Saturday, July 27, 2013

The Ferruginous Five

This was originally posted on in a previous July when I actually had time to go birding. It remains one of my greatest moments in birdwatching.

Have you ever been so astonished by a bird sighting that your brain shuts down? No synapses firing, just a blank white void where your bird identification skills should be?

One blisteringly hot prairie day, my husband and I took an afternoon drive south east of the city to check some campgrounds for future visits. We decided to leave after lunch, and while I did take my binos and my camera, I wasn't really looking for any birds. The temperature was cresting 30°C (90°F) when we left and I figured any self respecting bird would be huddled down somewhere. And of course I didn't take a field guide with me.

We were rolling along down a gravel road when suddenly my husband hit the brakes. He had seen them the same time I did.

Five - count 'em - five hawks were sitting on the ground about a hundred yards away from the road. I tried to do the binos and the camera at the same time - I wanted it all at once! I soon calmed down, took a lot of pictures, then lifted the binoculars.
Adult on the left, baby #1 chowing down on a ground squirrel
Adventurous baby #4 has made it to the shade of a nearby tree
I was assuming this was a little cluster of Swainson's Hawks, as they are the most prevalent buteo on the prairies. But wait...they don't look like Swainson's... Maybe they're Red-tails... No, that doesn't quite fit either. The white void descended. Let me take more pictures while I think about this.

They couldn't possibly be - could they - Ferruginous hawks?

Ferruginous hawks are the largest buteo on the prairies, and are a Species of Concern in Canada. They are also classed as Threatened in Alberta. These big birds require natural grassland habitat with a thriving population of ground squirrels in attendance, and that combination is getting harder and harder to find. They produce larger clutch sizes than other prairie buteos, but the number of eggs laid can fluctuate in response to the density of ground squirrels.

Surely I wasn't sitting here in my air-conditioned truck looking at FIVE Ferruginous hawks?

Baby #2 anxiously awaits his turn
The adult has flown to a nearby fence - look at those long legs!
The minute I got back home, I raced for my raptor identification guides.

Ferrugies have four different plumages: both adults and juveniles have their own light and dark morphs. Adults can have pale or dark eyes. In flight, they hold their wings in a strong dihedral, similar to the Swainson's hawk. Their long, tapered wings have narrow dark tips on the outer primaries.

Oh sure - no challenge there at all...
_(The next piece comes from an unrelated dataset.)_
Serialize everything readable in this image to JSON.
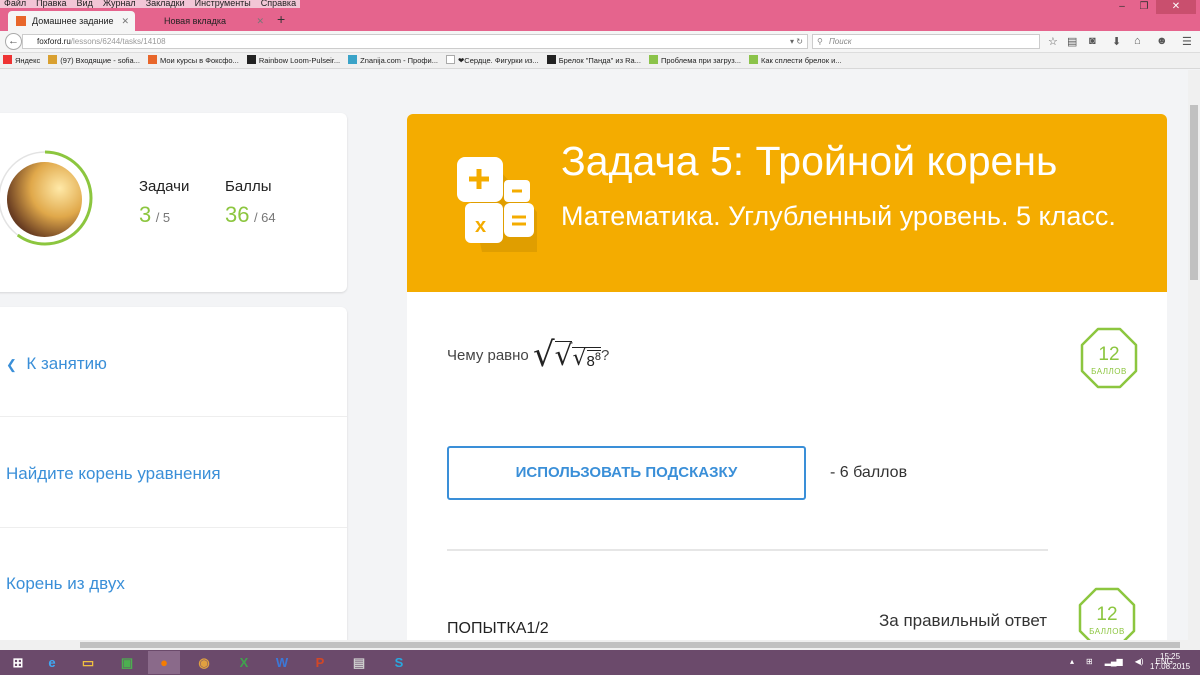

They do, however, have some identifying features that set them apart from the other prairie buteos. Their legs are feathered right down to the toes, and adults have dark rufous legs that form a 'V' on the undersides when in flight. Ferruginous also have a very wide gape which the other buteos do not.

Recently fledged Ferruginous hawks have a buffy wash on their breast that fades by fall. Juveniles also have pale eyes, and white feathering down to the toes.

Check, check and check.
Hot, hot, hot
Baby #3 finally gets a bite
So taking all of these things into consideration (plus the fact I sent pictures to a birding friend and asked for confirmation) I can confirm I was unbelievably lucky enough to see and photograph one adult Ferruginous hawk and four recently fledged juveniles.

I am still agog. I may never recover.


  1. Oh, my goodness, I would have stopped breathing and passed out! Probably would have missed the whole thing. I've had 'time stands still' moments, but no experience to match this one!! Thanks so much for sharing!!

  2. WOW, what a cool sighting! Awesome photos!

  3. Great post and Photos Pat, those rare special moments are a lot of fun - know that feeling.

  4. Wow, what a glorious find! Like KaHolly, I think I would have fainted with excitement at this sight. Fantastic!